What you should do
Go over each line of the entries below, count those with "Restaurant", and give only the count.
*** Provided information ***
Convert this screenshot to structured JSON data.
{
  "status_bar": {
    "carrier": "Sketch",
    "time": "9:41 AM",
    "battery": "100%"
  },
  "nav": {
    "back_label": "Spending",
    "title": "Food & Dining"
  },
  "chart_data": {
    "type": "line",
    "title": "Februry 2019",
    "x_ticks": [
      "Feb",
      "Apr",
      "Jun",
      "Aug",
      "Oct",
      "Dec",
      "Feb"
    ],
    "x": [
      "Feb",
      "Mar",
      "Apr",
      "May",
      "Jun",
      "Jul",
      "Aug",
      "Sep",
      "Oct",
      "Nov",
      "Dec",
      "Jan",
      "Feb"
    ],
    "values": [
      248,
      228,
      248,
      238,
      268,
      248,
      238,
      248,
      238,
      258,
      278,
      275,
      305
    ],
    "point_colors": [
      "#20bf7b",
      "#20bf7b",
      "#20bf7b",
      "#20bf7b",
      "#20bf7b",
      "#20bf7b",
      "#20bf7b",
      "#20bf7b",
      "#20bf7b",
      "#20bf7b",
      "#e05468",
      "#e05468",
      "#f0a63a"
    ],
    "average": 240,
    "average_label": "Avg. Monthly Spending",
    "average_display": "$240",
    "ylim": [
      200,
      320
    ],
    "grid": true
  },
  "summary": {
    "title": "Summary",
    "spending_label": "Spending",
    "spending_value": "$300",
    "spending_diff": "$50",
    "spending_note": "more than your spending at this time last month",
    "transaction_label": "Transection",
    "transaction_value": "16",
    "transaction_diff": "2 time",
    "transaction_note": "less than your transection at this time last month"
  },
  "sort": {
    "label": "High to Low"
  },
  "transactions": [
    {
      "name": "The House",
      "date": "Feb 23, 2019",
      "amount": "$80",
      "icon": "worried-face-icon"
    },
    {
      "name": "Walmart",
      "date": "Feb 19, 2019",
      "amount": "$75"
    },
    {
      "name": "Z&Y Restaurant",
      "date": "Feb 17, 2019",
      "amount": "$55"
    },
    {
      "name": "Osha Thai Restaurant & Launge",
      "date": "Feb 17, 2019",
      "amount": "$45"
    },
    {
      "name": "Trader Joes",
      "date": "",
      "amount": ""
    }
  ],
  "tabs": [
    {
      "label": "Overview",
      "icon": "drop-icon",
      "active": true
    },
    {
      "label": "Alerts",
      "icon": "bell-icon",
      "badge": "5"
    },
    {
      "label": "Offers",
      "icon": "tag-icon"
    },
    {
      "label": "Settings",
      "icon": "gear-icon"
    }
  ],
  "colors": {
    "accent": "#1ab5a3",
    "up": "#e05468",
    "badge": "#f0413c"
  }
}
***
Response below
2